Sort through the data and copy the lines holding the word "heading".
━━━━━━━━━━━━━━━━
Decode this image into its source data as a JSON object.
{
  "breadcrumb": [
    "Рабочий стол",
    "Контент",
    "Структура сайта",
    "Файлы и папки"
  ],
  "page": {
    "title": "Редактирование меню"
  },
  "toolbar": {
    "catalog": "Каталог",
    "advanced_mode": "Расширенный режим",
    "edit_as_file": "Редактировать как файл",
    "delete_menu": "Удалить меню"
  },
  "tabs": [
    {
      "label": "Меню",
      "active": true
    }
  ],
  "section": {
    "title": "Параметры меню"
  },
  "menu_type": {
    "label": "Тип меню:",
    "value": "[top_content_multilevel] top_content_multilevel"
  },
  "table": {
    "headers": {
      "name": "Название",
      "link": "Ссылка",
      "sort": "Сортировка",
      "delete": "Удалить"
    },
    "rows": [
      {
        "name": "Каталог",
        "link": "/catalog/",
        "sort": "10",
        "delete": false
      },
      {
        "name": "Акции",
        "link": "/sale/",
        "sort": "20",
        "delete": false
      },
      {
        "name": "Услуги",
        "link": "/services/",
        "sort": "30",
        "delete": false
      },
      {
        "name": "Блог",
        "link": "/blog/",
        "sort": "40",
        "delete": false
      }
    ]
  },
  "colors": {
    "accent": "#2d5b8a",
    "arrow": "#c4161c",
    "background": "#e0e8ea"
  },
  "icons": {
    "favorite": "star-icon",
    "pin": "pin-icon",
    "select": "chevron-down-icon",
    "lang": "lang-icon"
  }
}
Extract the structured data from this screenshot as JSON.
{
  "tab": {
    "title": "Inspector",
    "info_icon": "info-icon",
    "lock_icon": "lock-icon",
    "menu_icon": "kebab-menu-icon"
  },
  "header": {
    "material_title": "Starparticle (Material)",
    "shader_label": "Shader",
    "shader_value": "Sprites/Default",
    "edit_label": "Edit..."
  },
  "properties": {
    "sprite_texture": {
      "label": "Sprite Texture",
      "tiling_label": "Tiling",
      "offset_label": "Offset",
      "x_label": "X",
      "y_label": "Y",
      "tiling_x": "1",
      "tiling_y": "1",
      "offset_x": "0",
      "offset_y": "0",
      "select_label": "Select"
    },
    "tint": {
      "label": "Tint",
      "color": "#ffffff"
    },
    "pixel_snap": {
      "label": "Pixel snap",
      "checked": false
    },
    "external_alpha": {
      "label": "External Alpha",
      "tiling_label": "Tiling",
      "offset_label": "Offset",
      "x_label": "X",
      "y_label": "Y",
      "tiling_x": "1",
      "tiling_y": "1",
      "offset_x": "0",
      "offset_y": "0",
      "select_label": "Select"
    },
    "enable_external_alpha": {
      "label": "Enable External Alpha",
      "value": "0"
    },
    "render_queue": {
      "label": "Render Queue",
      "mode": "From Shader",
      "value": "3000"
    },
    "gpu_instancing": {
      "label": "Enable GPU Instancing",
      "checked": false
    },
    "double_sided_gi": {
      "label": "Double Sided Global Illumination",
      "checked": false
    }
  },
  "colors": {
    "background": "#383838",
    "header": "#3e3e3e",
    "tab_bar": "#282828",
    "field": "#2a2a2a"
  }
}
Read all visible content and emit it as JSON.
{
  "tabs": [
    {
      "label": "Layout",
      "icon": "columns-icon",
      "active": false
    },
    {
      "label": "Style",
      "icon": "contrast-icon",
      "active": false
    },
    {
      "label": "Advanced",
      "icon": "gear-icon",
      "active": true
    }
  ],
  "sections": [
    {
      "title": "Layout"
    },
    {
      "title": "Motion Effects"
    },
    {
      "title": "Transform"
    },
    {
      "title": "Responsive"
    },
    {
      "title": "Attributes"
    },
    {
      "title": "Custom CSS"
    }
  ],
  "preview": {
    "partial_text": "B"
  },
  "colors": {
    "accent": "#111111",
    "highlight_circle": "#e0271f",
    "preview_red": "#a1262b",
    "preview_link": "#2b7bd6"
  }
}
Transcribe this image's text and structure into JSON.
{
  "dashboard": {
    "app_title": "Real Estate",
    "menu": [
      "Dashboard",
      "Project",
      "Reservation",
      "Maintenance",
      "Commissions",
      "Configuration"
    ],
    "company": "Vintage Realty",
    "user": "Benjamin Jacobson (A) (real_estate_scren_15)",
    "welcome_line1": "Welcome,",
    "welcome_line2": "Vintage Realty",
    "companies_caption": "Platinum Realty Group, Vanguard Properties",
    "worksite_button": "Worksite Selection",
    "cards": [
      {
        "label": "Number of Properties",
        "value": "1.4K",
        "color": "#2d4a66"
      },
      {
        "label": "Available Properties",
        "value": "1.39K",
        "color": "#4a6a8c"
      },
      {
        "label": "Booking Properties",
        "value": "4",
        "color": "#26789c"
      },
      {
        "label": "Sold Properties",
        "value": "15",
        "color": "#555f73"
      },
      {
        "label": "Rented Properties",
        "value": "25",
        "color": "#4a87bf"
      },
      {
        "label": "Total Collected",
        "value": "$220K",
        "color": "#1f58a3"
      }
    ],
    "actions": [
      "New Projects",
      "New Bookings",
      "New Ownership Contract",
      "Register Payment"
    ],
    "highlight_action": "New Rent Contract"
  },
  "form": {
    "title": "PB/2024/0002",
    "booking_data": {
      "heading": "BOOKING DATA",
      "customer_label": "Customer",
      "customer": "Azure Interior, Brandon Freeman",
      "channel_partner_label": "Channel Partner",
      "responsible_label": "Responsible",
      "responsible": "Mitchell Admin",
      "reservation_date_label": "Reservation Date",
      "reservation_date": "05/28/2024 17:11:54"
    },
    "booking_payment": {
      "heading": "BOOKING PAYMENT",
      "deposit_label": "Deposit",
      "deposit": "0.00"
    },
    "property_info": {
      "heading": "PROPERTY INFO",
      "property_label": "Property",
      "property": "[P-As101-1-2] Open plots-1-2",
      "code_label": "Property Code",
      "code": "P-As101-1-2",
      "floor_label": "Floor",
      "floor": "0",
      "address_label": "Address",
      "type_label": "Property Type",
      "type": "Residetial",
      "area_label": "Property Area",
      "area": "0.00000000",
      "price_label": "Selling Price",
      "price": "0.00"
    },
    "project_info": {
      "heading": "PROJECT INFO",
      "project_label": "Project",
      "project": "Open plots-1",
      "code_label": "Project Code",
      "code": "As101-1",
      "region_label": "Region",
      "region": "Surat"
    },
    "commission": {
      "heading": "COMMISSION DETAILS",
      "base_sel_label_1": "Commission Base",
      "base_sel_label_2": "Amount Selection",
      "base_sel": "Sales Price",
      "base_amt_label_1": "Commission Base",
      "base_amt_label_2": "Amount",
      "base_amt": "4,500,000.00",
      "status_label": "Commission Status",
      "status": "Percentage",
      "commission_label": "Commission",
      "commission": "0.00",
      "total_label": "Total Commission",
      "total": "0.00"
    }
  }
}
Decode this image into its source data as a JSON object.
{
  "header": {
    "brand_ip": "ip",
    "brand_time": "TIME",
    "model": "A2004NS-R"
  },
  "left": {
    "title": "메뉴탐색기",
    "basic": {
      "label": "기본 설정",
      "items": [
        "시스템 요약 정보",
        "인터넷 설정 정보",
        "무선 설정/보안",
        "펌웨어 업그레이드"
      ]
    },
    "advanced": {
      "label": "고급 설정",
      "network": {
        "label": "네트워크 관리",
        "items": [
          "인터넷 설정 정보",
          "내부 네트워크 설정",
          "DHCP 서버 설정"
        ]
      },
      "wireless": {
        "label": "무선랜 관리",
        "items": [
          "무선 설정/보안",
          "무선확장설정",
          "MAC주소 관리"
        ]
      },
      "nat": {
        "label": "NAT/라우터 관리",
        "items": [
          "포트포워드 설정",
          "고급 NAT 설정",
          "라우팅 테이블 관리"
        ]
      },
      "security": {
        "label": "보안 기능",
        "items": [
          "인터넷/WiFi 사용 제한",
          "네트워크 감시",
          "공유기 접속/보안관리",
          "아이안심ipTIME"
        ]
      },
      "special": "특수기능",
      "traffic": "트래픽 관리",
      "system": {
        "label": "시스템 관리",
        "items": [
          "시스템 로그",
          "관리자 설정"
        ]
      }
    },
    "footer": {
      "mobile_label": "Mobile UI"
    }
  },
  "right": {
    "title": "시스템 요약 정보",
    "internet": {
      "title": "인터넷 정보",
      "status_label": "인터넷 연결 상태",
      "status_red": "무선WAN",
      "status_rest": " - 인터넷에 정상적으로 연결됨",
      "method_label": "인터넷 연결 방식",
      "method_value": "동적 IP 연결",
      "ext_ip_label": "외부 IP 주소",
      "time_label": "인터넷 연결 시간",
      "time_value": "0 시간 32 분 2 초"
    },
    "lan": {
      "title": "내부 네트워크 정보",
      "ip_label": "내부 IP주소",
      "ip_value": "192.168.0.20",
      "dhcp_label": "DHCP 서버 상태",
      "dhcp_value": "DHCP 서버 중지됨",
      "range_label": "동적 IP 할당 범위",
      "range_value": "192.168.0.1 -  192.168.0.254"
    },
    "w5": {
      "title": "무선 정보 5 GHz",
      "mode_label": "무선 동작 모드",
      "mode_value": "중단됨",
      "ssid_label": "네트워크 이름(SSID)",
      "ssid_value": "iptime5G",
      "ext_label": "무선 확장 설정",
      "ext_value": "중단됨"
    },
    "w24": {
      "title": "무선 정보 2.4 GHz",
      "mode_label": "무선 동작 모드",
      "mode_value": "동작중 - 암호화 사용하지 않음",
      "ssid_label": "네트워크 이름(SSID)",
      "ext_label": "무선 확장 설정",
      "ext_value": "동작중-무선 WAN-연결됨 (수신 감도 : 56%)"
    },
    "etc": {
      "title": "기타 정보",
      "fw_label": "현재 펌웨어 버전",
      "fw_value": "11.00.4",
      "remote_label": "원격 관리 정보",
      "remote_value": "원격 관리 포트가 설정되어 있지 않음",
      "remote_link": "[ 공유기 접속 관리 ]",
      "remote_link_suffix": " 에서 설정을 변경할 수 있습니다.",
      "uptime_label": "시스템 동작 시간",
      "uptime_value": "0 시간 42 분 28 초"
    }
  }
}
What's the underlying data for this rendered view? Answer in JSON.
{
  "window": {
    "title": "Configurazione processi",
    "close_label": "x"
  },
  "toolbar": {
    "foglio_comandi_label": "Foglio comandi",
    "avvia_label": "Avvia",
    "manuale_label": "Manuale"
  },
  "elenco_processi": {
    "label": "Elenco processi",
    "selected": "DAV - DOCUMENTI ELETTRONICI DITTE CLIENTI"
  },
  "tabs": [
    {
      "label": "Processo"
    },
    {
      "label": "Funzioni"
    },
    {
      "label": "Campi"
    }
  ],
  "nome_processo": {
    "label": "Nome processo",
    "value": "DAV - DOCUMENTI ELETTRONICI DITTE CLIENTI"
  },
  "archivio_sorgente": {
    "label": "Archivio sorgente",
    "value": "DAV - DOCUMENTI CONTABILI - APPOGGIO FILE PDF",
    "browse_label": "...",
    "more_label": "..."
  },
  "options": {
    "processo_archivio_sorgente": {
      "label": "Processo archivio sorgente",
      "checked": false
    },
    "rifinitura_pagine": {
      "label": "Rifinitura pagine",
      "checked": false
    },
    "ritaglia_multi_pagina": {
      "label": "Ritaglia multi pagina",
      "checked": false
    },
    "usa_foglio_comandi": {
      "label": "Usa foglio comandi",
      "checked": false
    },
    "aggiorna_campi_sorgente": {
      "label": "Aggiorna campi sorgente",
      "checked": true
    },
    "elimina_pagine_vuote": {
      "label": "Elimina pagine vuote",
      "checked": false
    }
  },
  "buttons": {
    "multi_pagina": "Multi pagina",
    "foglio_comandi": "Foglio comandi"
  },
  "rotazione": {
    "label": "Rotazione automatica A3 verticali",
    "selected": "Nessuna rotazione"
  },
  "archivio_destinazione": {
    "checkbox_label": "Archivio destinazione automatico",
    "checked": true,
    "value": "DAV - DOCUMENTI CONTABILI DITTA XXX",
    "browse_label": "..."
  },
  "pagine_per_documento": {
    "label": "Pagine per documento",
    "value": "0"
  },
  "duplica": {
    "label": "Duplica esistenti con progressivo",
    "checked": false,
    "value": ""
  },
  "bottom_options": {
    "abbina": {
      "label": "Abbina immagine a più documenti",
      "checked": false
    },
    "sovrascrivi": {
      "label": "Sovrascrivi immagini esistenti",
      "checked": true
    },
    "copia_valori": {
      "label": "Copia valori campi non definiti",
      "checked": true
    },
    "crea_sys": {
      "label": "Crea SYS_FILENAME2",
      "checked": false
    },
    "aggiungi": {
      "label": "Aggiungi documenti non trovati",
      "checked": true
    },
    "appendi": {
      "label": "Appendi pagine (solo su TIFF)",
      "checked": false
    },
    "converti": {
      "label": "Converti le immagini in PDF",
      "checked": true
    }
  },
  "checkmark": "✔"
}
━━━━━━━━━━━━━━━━
Written response:
      "heading": "BOOKING DATA",
      "heading": "BOOKING PAYMENT",
      "heading": "PROPERTY INFO",
      "heading": "PROJECT INFO",
      "heading": "COMMISSION DETAILS",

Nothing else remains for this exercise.